TASK STATEMENT: Which of the lines below mention the word "назад"? Pull each one out.
-- STUDY MATERIAL follows --
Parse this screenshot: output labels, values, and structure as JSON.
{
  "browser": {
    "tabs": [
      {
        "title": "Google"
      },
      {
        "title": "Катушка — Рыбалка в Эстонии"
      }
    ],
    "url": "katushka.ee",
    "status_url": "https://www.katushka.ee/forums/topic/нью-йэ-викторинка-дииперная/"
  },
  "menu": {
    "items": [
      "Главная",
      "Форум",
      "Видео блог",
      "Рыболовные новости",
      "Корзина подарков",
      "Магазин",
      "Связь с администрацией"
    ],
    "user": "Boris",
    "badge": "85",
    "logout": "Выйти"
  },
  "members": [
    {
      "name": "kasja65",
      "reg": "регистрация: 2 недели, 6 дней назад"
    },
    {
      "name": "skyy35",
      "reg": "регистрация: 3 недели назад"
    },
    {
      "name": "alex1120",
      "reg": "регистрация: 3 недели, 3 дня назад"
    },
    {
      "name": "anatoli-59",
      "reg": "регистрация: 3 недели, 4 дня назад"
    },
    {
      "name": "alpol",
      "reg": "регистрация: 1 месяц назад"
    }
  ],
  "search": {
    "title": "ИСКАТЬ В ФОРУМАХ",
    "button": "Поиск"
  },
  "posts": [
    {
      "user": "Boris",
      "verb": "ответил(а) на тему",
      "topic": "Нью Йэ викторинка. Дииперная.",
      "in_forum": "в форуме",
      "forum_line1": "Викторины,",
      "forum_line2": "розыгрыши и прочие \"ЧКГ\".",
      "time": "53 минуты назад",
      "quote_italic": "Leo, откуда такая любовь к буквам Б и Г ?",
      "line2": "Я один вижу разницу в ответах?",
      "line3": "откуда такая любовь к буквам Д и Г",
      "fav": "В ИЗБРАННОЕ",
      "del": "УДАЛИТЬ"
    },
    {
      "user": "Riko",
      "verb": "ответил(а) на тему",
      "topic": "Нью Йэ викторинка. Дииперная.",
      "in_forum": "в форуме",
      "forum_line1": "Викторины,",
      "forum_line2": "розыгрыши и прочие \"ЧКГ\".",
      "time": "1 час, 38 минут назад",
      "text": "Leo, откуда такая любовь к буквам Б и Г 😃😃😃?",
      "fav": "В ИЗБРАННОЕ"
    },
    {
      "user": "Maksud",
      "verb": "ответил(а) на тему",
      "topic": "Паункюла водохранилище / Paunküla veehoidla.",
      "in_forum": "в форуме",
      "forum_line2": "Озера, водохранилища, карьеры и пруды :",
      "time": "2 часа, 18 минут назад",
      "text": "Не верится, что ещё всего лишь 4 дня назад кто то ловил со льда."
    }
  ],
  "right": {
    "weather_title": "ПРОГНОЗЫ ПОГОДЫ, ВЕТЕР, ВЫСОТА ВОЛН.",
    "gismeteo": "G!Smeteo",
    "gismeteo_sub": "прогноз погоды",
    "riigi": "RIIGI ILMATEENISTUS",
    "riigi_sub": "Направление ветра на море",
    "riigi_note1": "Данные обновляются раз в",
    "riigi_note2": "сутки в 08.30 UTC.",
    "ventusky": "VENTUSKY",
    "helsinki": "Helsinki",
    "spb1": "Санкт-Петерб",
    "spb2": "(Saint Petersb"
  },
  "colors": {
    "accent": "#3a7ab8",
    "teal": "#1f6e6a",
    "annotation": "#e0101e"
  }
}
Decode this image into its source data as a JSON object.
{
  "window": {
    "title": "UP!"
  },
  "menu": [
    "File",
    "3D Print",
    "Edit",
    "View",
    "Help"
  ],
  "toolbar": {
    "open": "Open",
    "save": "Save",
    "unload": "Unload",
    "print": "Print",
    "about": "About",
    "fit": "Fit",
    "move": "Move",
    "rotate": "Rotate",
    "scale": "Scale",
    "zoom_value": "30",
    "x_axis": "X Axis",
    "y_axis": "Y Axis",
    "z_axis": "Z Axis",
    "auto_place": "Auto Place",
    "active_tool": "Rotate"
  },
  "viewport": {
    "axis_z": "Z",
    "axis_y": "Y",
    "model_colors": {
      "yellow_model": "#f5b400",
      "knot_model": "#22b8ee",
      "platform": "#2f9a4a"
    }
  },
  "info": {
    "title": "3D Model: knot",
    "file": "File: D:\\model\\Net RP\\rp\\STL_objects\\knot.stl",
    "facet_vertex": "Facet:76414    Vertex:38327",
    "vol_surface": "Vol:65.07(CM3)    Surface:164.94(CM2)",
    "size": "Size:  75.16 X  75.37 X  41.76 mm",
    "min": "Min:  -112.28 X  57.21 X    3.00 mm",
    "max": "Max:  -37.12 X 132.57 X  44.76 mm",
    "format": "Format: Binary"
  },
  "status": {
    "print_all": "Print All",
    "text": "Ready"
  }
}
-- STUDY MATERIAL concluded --
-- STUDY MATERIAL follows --
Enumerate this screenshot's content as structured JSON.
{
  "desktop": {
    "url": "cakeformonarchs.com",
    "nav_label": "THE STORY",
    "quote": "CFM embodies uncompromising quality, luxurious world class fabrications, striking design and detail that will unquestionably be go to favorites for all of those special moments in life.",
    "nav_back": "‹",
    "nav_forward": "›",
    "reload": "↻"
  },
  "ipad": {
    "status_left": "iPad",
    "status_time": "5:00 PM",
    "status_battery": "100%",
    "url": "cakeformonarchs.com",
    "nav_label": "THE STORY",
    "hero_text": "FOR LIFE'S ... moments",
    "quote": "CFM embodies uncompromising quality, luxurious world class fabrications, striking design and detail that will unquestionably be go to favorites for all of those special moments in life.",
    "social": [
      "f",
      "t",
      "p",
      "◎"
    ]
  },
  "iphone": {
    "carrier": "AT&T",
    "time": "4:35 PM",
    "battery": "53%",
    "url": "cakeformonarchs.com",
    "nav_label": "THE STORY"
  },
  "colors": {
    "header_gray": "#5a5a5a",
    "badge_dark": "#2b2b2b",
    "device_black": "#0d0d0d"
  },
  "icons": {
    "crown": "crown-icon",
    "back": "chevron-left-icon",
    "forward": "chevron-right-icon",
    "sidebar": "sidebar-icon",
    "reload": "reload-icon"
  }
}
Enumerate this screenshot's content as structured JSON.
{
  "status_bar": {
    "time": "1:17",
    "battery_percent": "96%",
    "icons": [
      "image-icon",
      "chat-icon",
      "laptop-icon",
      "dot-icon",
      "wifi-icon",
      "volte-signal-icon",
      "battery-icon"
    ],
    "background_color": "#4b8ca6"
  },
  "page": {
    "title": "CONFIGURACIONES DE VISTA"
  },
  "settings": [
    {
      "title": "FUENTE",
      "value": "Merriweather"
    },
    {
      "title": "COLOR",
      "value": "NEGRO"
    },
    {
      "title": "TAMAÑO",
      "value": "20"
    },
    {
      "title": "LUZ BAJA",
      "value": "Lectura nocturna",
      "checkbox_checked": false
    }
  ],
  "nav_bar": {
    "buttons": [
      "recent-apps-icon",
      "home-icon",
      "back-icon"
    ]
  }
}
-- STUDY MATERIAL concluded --
EXPECTED OUTPUT:
      "reg": "регистрация: 2 недели, 6 дней назад"
      "reg": "регистрация: 3 недели назад"
      "reg": "регистрация: 3 недели, 3 дня назад"
      "reg": "регистрация: 3 недели, 4 дня назад"
      "reg": "регистрация: 1 месяц назад"
      "time": "53 минуты назад",
      "time": "1 час, 38 минут назад",
      "time": "2 часа, 18 минут назад",
      "text": "Не верится, что ещё всего лишь 4 дня назад кто то ловил со льда."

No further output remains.